When applying for a job, it is important to cater your resume and cover letter to the specific position you are applying for. While it is a good idea to have a generic resume on file, gearing your resume towards the one position will help you outline exactly why you are the perfect person for the job. The goal is to translate your work experience and your passion for study abroad into the responsibilities of the position to be filled, and make it as obvious as possible to the hiring manager that you are the perfect fit for the job. Begin by looking at the responsibilities section of the job posting. It is important to remember that your resume isn’t about you showing off: it is about you proving to the person reading your resume that you have exactly what the open position needs. Now, all you need to do it translate the responsibilities of the prospective position into your own skills on your resume, and you will be good to go! Sounds easy, right? Here are a few key things to remember:
- When you describe responsibilities you previously held in a position, try to showcase the goals you have accomplished, rather than the tasks you completed. The difference being: “held fundraiser for XYZ Organization” vs. “Planned and organized fundraiser which raised $25,000 for XYZ Organization, surpassing goal by over 15%”. This will show the reader you are able to bring growth and innovation to the position, rather than simply checking off the required boxes and moving on.
- Just because you are applying to be a Study Abroad advisor and have never held that position previously, doesn’t mean you don’t have what it takes to be successful in the position. You can always take skills you gained from a previous job in a different sector, and apply them to the International Education field. For example, if one of the responsibilities for the position is to host a study abroad fair, you can take your previous “event planning” experience from organizing recruitment for your fraternity or sorority and include it on your resume.
Overall, the Higher Education industry tends to be more conservative when looking at resume and cover letter formats, but below you can see a variety of templates which fit both ends of the spectrum.
Template 1: Alexis Kent
What it offers: A slightly spiced up version of your standard resume; this template includes all of the essential information in a clear format, and adds a few playful Social Media symbols on the contact information section for both the resume and cover letter.
Works well for: This is a great choice if you like simple style resumes, or if you are applying for a position where you want to come across as focused and serious.
Template 2: Ashley Moore
What it offers: This 3-in-1 template includes templates for a cover letter, a one page AND two page resume. The formatting fits plenty of information on all three of the templates provided.
Works well for: If you have a lot of information to showcase, this template pack can help you to show it all off. Choose to use the two page resume if you have various positions, achievements, and references you would like to include. If you would like to limit your experience section to highlight the top/most recent positions held, and would like to provide one or two references, the one page resume allows you to do that as well.
Template 3: Daniel Campbell
What it offers: The added color grabs your attention, but doesn’t distract the reader from your content and experience. The left hand column is split up between your profile, and education, allowing you to include bullet points of the relevant coursework for your degree.
Works well for: If you are applying for an internship, or have recently graduated and do not yet have much work experience, this template allows you to focus on your relevant coursework, and highlight one or two key positions you’ve held.
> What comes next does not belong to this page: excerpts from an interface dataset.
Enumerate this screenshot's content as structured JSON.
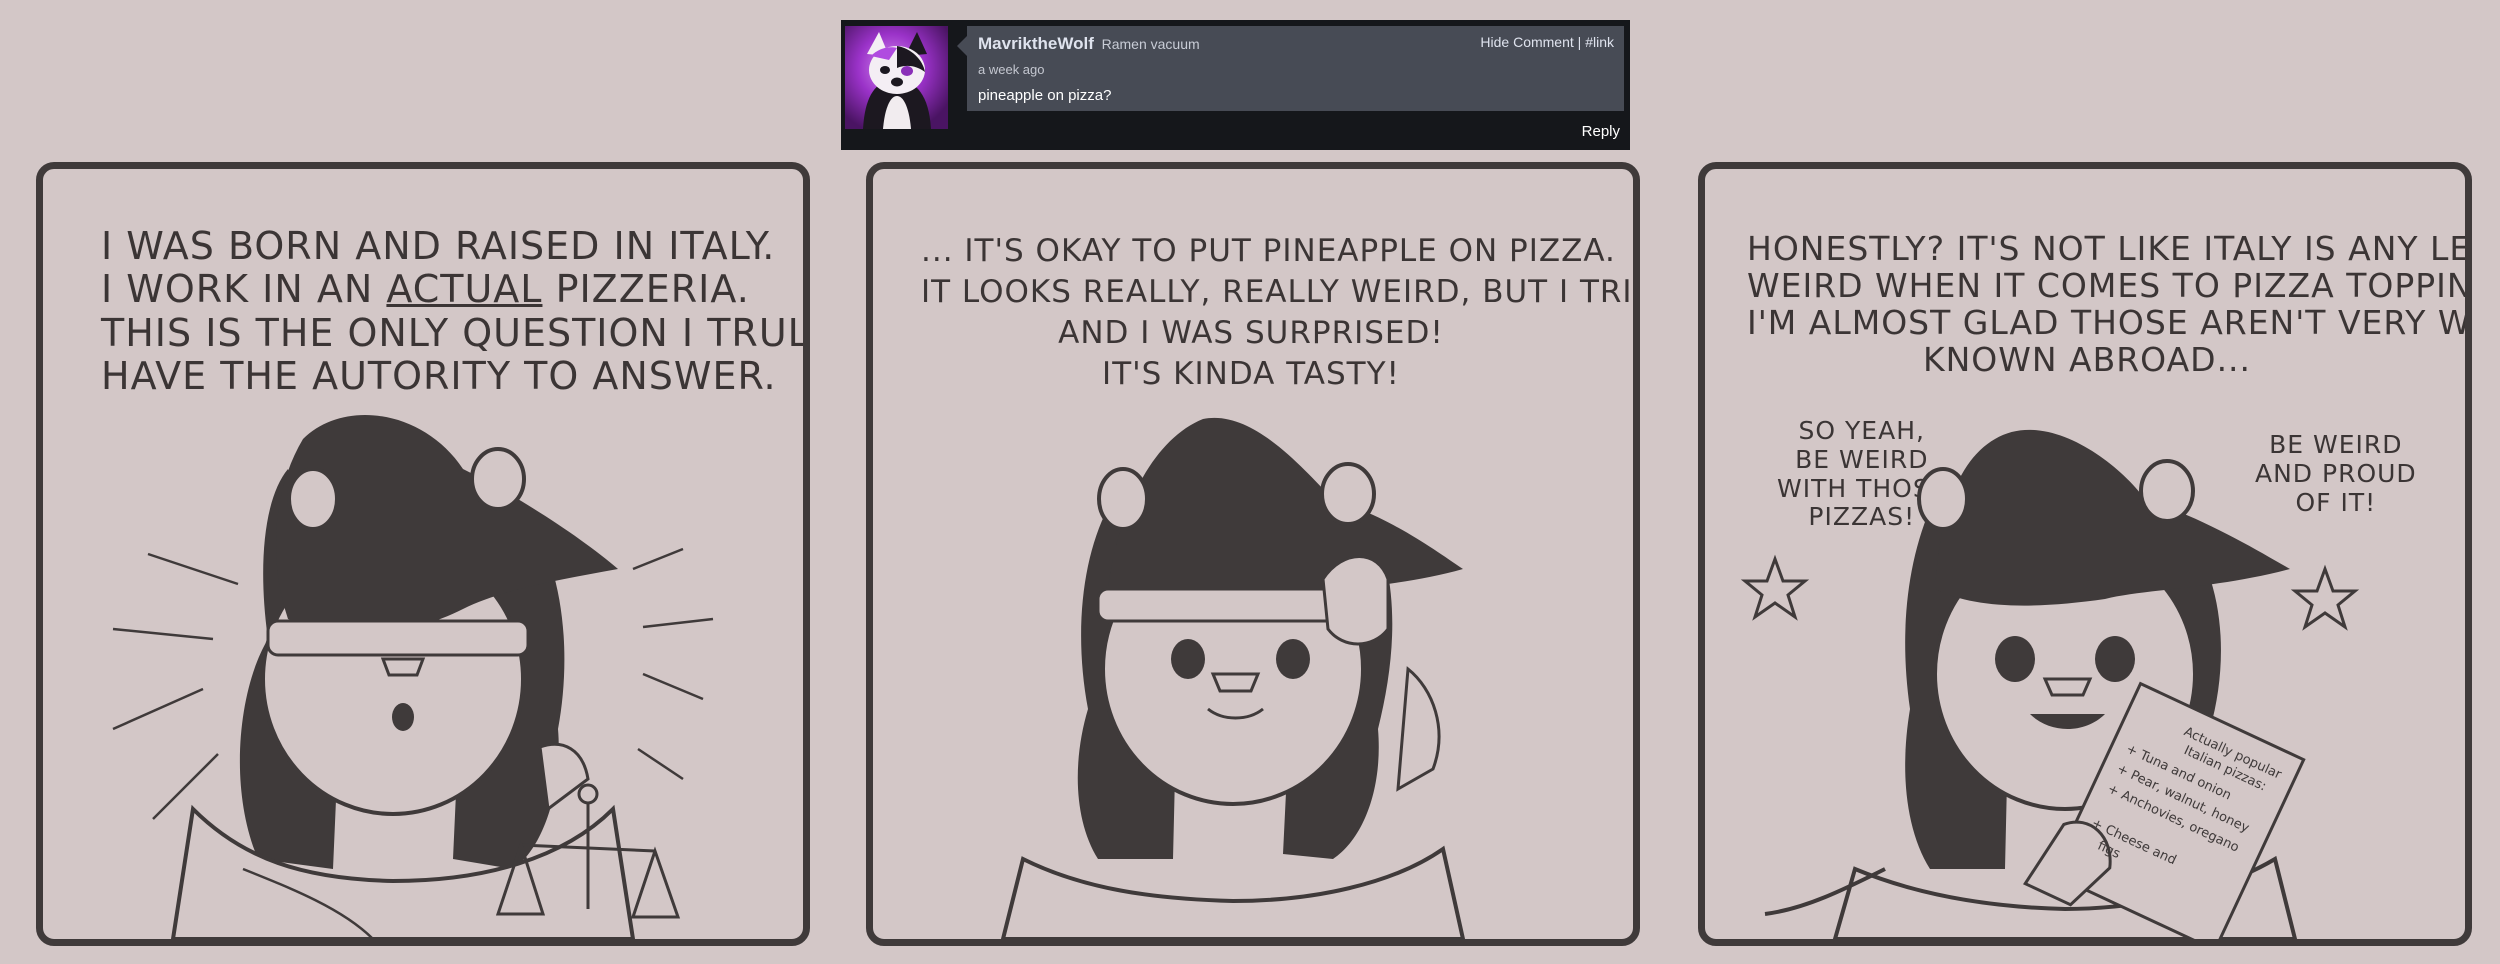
{
  "comment": {
    "author": "MavriktheWolf",
    "author_title": "Ramen vacuum",
    "time": "a week ago",
    "text": "pineapple on pizza?",
    "hide_label": "Hide Comment",
    "separator": " | ",
    "link_label": "#link",
    "reply_label": "Reply"
  },
  "panels": [
    {
      "caption": [
        "I was born and raised in Italy.",
        "I work in an",
        "actual",
        "pizzeria.",
        "This is the only question I truly",
        "have the autority to answer."
      ]
    },
    {
      "caption": [
        "... it's okay to put pineapple on pizza.",
        "It looks really, really weird, but I tried it",
        "and I was surprised!",
        "It's kinda tasty!"
      ]
    },
    {
      "caption": [
        "Honestly? It's not like Italy is any less",
        "weird when it comes to pizza toppings.",
        "I'm almost glad those aren't very well",
        "known abroad..."
      ],
      "left_bubble": [
        "So yeah,",
        "be weird",
        "with those",
        "pizzas!"
      ],
      "right_bubble": [
        "Be weird",
        "and proud",
        "of it!"
      ],
      "note": [
        "Actually popular",
        "Italian pizzas:",
        "+ Tuna and onion",
        "+ Pear, walnut, honey",
        "+ Anchovies, oregano",
        "+ Cheese and",
        "figs"
      ]
    }
  ],
  "colors": {
    "background": "#d3c7c7",
    "ink": "#3f3a3a",
    "comment_bg": "#474b55",
    "avatar_accent": "#9a32c8"
  }
}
If you don’t have much work experience, this format helps you to focus on one key position you have held and what it has taught you.
Template 4: James Brown
What it offers: This template gives two variations of formatting: you can list your achievements, or you can list your References and Hobbies instead. This is a very clean resume that you can spice up by including your picture
Works well for: if you have a great professional photo of yourself, and are looking to showcase only a few skills and achievements, and let your work experience be the focal point.
Template 5: Alan Gates
What it offers: Adds a splash of color to your resume, and a very unique but well-organized formatting. You can even include the logo for the companies that you held positions with. This template also has a “Skills” section, where you can choose two different skill sets, and list out sub skills, and your expertise level for each one.
Works well for: This layout is great for international education enthusiasts. It allows for plenty of space to list out educational information, so you are able to fit in the international institution where you studied during your semester abroad. It also allows you to list out several languages and your proficiency level for each one.
These are just a few examples out of the thousands available. When deciding on a template, choose the one which allows you to showcase your specific skills, experience, and personality in the best way while keeping in mind the culture of the organization to which you’re applying.
Which template do you think works best (or not at all)? Let us know in the comments below! We'd love to hear your opinion.